Meanwhile, Will often expresses an interest in girls who are, to say the least, infinitely cooler than he is – something unaided by his mother not-so-gently suggesting he should ‘go for the plainer girls’ in an effort to not be hurt. He spends the entirety of his time at Rudge Park Comprehensive believing he is entitled to date (or at the very least, have sex with) whoever he wants, and despairs of anyone suggesting that the contrary is true.
While Neil has no issue in meeting girls – though they often turn out to be middle-aged women – Jay puts on a machismo show, often claiming to have had wildly improbable sexual relations that do not match his dorky persona. His friends are all too aware of his propensity to bullshit. Yet, for the most part, it remains unchallenged. On the surface, this is not great. Yet, on a social scale, The Inbetweeners is a reflection of the messages society often feeds young men. Entitlement, a fear of anything that may be deemed ‘feminine’ behaviour, and an assumption that sex is a rite of passage that must be conducted with the nearest, most available willing female to hand.

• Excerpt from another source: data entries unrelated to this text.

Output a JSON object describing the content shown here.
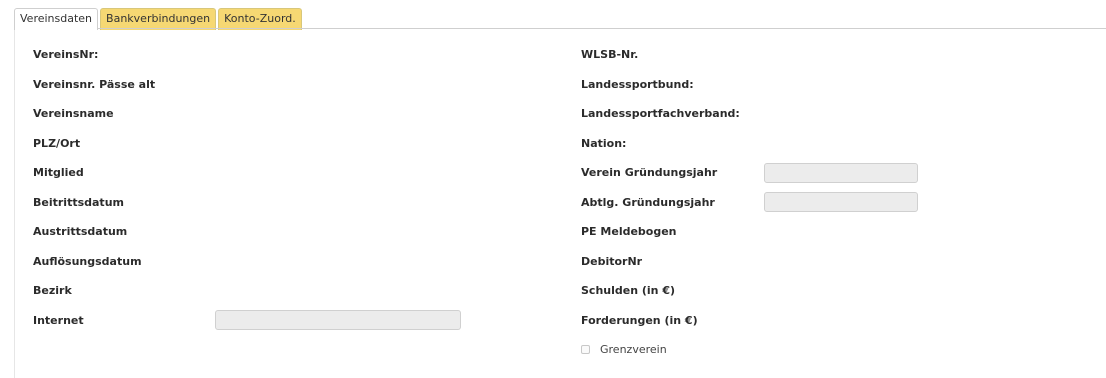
{
  "tabs": [
    {
      "label": "Vereinsdaten",
      "active": true
    },
    {
      "label": "Bankverbindungen",
      "active": false
    },
    {
      "label": "Konto-Zuord.",
      "active": false
    }
  ],
  "left": {
    "vereinsnr": "VereinsNr:",
    "vereinsnr_paesse_alt": "Vereinsnr. Pässe alt",
    "vereinsname": "Vereinsname",
    "plz_ort": "PLZ/Ort",
    "mitglied": "Mitglied",
    "beitrittsdatum": "Beitrittsdatum",
    "austrittsdatum": "Austrittsdatum",
    "aufloesungsdatum": "Auflösungsdatum",
    "bezirk": "Bezirk",
    "internet": "Internet",
    "internet_value": ""
  },
  "right": {
    "wlsb_nr": "WLSB-Nr.",
    "landessportbund": "Landessportbund:",
    "landessportfachverband": "Landessportfachverband:",
    "nation": "Nation:",
    "verein_gruendungsjahr": "Verein Gründungsjahr",
    "verein_gruendungsjahr_value": "",
    "abtlg_gruendungsjahr": "Abtlg. Gründungsjahr",
    "abtlg_gruendungsjahr_value": "",
    "pe_meldebogen": "PE Meldebogen",
    "debitornr": "DebitorNr",
    "schulden": "Schulden (in €)",
    "forderungen": "Forderungen (in €)",
    "grenzverein": "Grenzverein",
    "grenzverein_checked": false
  }
}
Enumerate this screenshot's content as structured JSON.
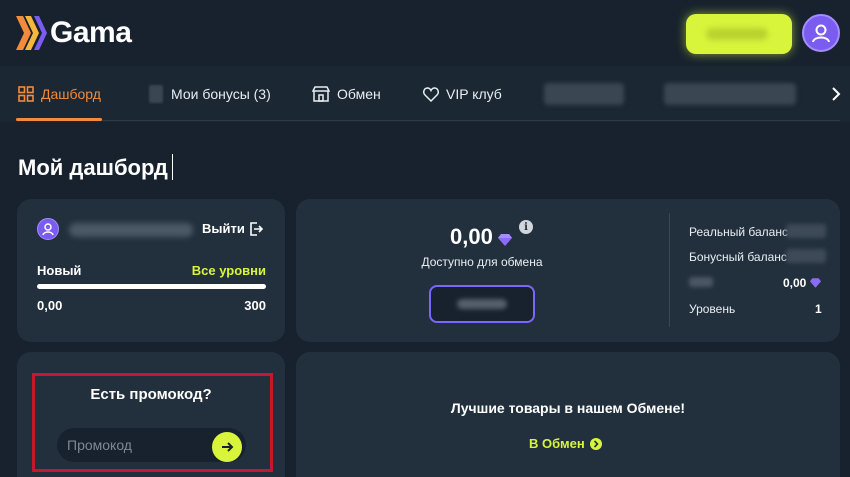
{
  "header": {
    "logo_text": "Gama",
    "icons": {
      "logo": "chevrons-logo-icon",
      "profile": "user-avatar-icon"
    }
  },
  "colors": {
    "accent": "#d9f53b",
    "active_tab": "#f28b3c",
    "purple": "#7b5cf0",
    "background": "#17222e",
    "card": "#22303d",
    "highlight_frame": "#c4182c"
  },
  "tabs": [
    {
      "label": "Дашборд",
      "icon": "dashboard-grid-icon",
      "active": true
    },
    {
      "label": "Мои бонусы (3)",
      "icon": "gift-icon",
      "active": false
    },
    {
      "label": "Обмен",
      "icon": "shop-icon",
      "active": false
    },
    {
      "label": "VIP клуб",
      "icon": "heart-icon",
      "active": false
    }
  ],
  "page": {
    "title": "Мой дашборд"
  },
  "user_card": {
    "logout_label": "Выйти",
    "level_name": "Новый",
    "all_levels_label": "Все уровни",
    "progress_min": "0,00",
    "progress_max": "300",
    "progress_fraction": 0.0
  },
  "balance_card": {
    "amount": "0,00",
    "info_glyph": "i",
    "available_label": "Доступно для обмена",
    "rows": {
      "real": "Реальный баланс",
      "bonus": "Бонусный баланс",
      "coin_value": "0,00",
      "level_label": "Уровень",
      "level_value": "1"
    }
  },
  "promo_card": {
    "title": "Есть промокод?",
    "placeholder": "Промокод"
  },
  "shop_card": {
    "title": "Лучшие товары в нашем Обмене!",
    "link_label": "В Обмен"
  }
}
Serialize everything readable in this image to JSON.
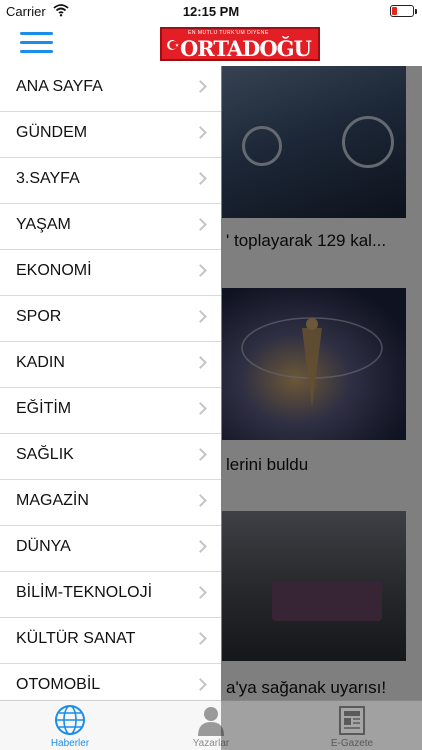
{
  "status_bar": {
    "carrier": "Carrier",
    "time": "12:15 PM",
    "battery_level": 0.2,
    "wifi_icon": "wifi-icon"
  },
  "header": {
    "logo_tagline": "EN MUTLU TÜRK'ÜM DİYENE",
    "logo_text": "ORTADOĞU",
    "menu_icon": "hamburger-icon"
  },
  "menu": {
    "items": [
      {
        "label": "ANA SAYFA"
      },
      {
        "label": "GÜNDEM"
      },
      {
        "label": "3.SAYFA"
      },
      {
        "label": "YAŞAM"
      },
      {
        "label": "EKONOMİ"
      },
      {
        "label": "SPOR"
      },
      {
        "label": "KADIN"
      },
      {
        "label": "EĞİTİM"
      },
      {
        "label": "SAĞLIK"
      },
      {
        "label": "MAGAZİN"
      },
      {
        "label": "DÜNYA"
      },
      {
        "label": "BİLİM-TEKNOLOJİ"
      },
      {
        "label": "KÜLTÜR SANAT"
      },
      {
        "label": "OTOMOBİL"
      }
    ]
  },
  "feed": {
    "headlines": [
      "' toplayarak 129 kal...",
      "lerini buldu",
      "a'ya sağanak uyarısı!"
    ]
  },
  "tabbar": {
    "tabs": [
      {
        "label": "Haberler",
        "icon": "globe-icon",
        "active": true
      },
      {
        "label": "Yazarlar",
        "icon": "person-icon",
        "active": false
      },
      {
        "label": "E-Gazete",
        "icon": "newspaper-icon",
        "active": false
      }
    ]
  },
  "colors": {
    "accent": "#1a8ee8",
    "logo_red": "#e31e24",
    "battery_low": "#e2271d"
  }
}
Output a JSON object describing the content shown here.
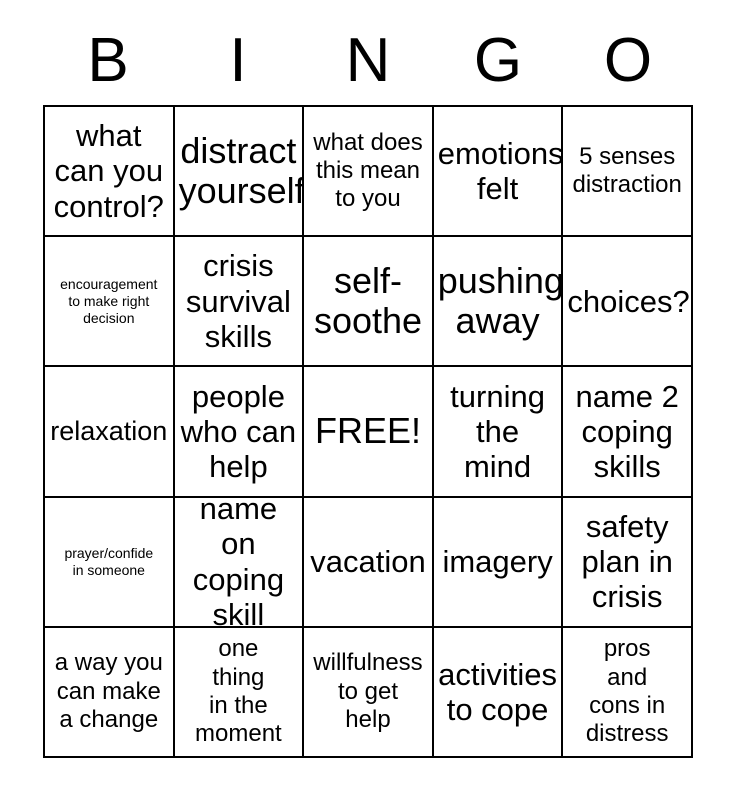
{
  "card": {
    "title_letters": [
      "B",
      "I",
      "N",
      "G",
      "O"
    ],
    "border_color": "#000000",
    "background_color": "#ffffff",
    "text_color": "#000000",
    "columns": 5,
    "rows": 5,
    "free_space_label": "FREE!",
    "free_space_position": {
      "row": 3,
      "column": 3
    }
  },
  "grid": [
    [
      {
        "text": "what\ncan you\ncontrol?",
        "size": "xl"
      },
      {
        "text": "distract\nyourself",
        "size": "xxl"
      },
      {
        "text": "what does\nthis mean\nto you",
        "size": "md"
      },
      {
        "text": "emotions\nfelt",
        "size": "xl"
      },
      {
        "text": "5 senses\ndistraction",
        "size": "md"
      }
    ],
    [
      {
        "text": "encouragement\nto make right\ndecision",
        "size": "xs"
      },
      {
        "text": "crisis\nsurvival\nskills",
        "size": "xl"
      },
      {
        "text": "self-\nsoothe",
        "size": "xxl"
      },
      {
        "text": "pushing\naway",
        "size": "xxl"
      },
      {
        "text": "choices?",
        "size": "xl"
      }
    ],
    [
      {
        "text": "relaxation",
        "size": "lg"
      },
      {
        "text": "people\nwho can\nhelp",
        "size": "xl"
      },
      {
        "text": "FREE!",
        "size": "xxl"
      },
      {
        "text": "turning\nthe\nmind",
        "size": "xl"
      },
      {
        "text": "name 2\ncoping\nskills",
        "size": "xl"
      }
    ],
    [
      {
        "text": "prayer/confide\nin someone",
        "size": "xs"
      },
      {
        "text": "name on\ncoping\nskill",
        "size": "xl"
      },
      {
        "text": "vacation",
        "size": "xl"
      },
      {
        "text": "imagery",
        "size": "xl"
      },
      {
        "text": "safety\nplan in\ncrisis",
        "size": "xl"
      }
    ],
    [
      {
        "text": "a way you\ncan make\na change",
        "size": "md"
      },
      {
        "text": "one\nthing\nin the\nmoment",
        "size": "md"
      },
      {
        "text": "willfulness\nto get\nhelp",
        "size": "md"
      },
      {
        "text": "activities\nto cope",
        "size": "xl"
      },
      {
        "text": "pros\nand\ncons in\ndistress",
        "size": "md"
      }
    ]
  ]
}
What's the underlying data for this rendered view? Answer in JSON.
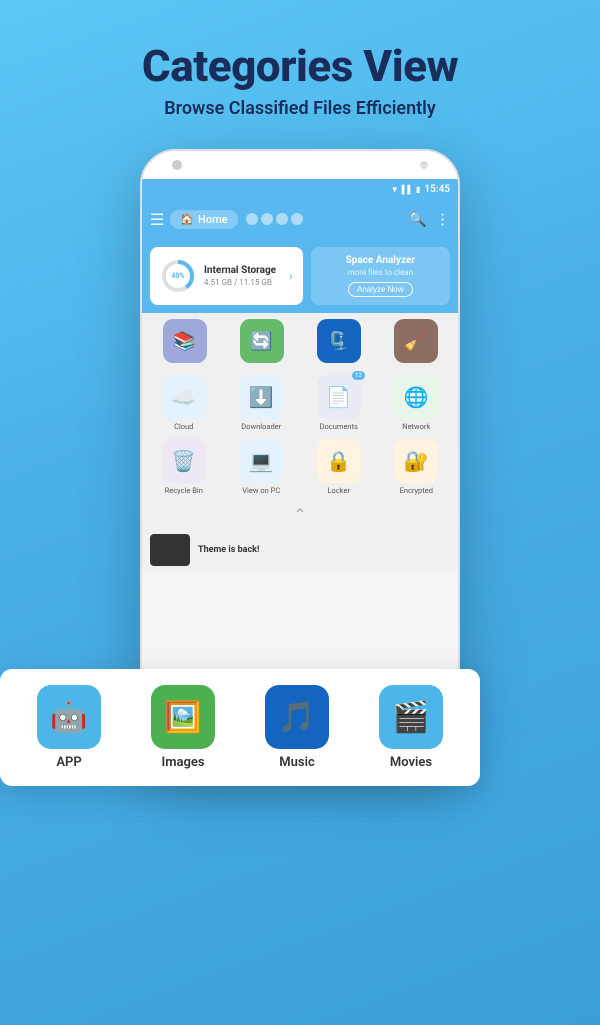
{
  "header": {
    "title": "Categories View",
    "subtitle": "Browse Classified Files Efficiently"
  },
  "status_bar": {
    "time": "15:45"
  },
  "app_bar": {
    "home_label": "Home"
  },
  "storage": {
    "percentage": "40%",
    "title": "Internal Storage",
    "used": "4.51 GB / 11.15 GB",
    "analyzer_title": "Space Analyzer",
    "analyzer_subtitle": "more files to clean",
    "analyze_button": "Analyze Now"
  },
  "floating_categories": [
    {
      "label": "APP",
      "icon": "🤖",
      "color": "#4db6e8"
    },
    {
      "label": "Images",
      "icon": "🖼️",
      "color": "#4caf50"
    },
    {
      "label": "Music",
      "icon": "🎵",
      "color": "#1565c0"
    },
    {
      "label": "Movies",
      "icon": "🎬",
      "color": "#4db6e8"
    }
  ],
  "upper_phone_categories": [
    {
      "icon": "📚",
      "color": "#7986cb",
      "label": ""
    },
    {
      "icon": "🔄",
      "color": "#4caf50",
      "label": ""
    },
    {
      "icon": "🗜️",
      "color": "#1565c0",
      "label": ""
    },
    {
      "icon": "🧹",
      "color": "#8d6e63",
      "label": ""
    }
  ],
  "lower_phone_categories_row1": [
    {
      "label": "Cloud",
      "icon": "☁️",
      "color": "#4db6e8",
      "badge": null
    },
    {
      "label": "Downloader",
      "icon": "⬇️",
      "color": "#1565c0",
      "badge": null
    },
    {
      "label": "Documents",
      "icon": "📄",
      "color": "#5c6bc0",
      "badge": "12"
    },
    {
      "label": "Network",
      "icon": "🌐",
      "color": "#4caf50",
      "badge": null
    }
  ],
  "lower_phone_categories_row2": [
    {
      "label": "Recycle Bin",
      "icon": "🗑️",
      "color": "#7986cb",
      "badge": null
    },
    {
      "label": "View on PC",
      "icon": "💻",
      "color": "#1565c0",
      "badge": null
    },
    {
      "label": "Locker",
      "icon": "🔒",
      "color": "#f57c00",
      "badge": null
    },
    {
      "label": "Encrypted",
      "icon": "🔐",
      "color": "#f57c00",
      "badge": null
    }
  ],
  "chevron": "⌃",
  "bottom_banner": {
    "text": "Theme is back!"
  }
}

Watching this back in the day, about two years after the original release, I had assumed Phil Gilbert, the head of Sixth Form (Greg Davies) was, for want of a better phrase, a bit of a dick. However, watching it again 10 years on, he is the surrogate audience hero we don’t deserve. Davies excellently portrays the exasperated, no-bullshit role of a secondary school teacher-slash-misanthrope who has literally had his fill of schoolboy antics, and throughout the three seasons has a number of notable moments that show the show’s self-awareness. He has approximately zero time for undue parental concern and seems to delight in making things as difficult for our protagonists as possible.
While Mr. Gilbert fails to in any way rehabilitate the attitudes of the protagonists or remotely address their miscreant behaviour aside from dishing out repeated detentions, he does serve as the one dissenting voice present throughout the three seasons. While Will, Simon, Jay and Neil get into varying degrees of bother on a regular basis, their parents forgive them a host of behaviours that Mr. Gilbert refuses to let them away with anything short of exemplary conduct, dishing out detentions left right and centre.
If you were unfamiliar with the show, it may sound an almost unflinching, albeit outdated, rendition of secondary school life. Yet, set in a south-west London comprehensive school, The Inbetweeners is often painfully accurate and offers viewers a regular dose of second-hand embarrassment. While I don’t for a moment imagine that at the time the show offered anything by way of educating young people on how not to be like our protagonists, I do believe it has a purpose.
Perhaps that purpose is simply laughing at the things we teach young men, and hoping for a better future. Perhaps that purpose is to appreciate the bitter cynicism Mr. Gilbert has to offer and be glad that Davies brought to life the sort of teacher I would probably find myself being should I have chosen to enter into the education sector. Without a doubt, Mr. Gilbert holds a mirror of terrifyingly large proportions up to the inbetweeners, and while they don’t seem to see themselves reflected back in it, it’s certainly funny to behold.
And to that I’d like to say, in the words of Will: Thank you, Mr. Gilbert.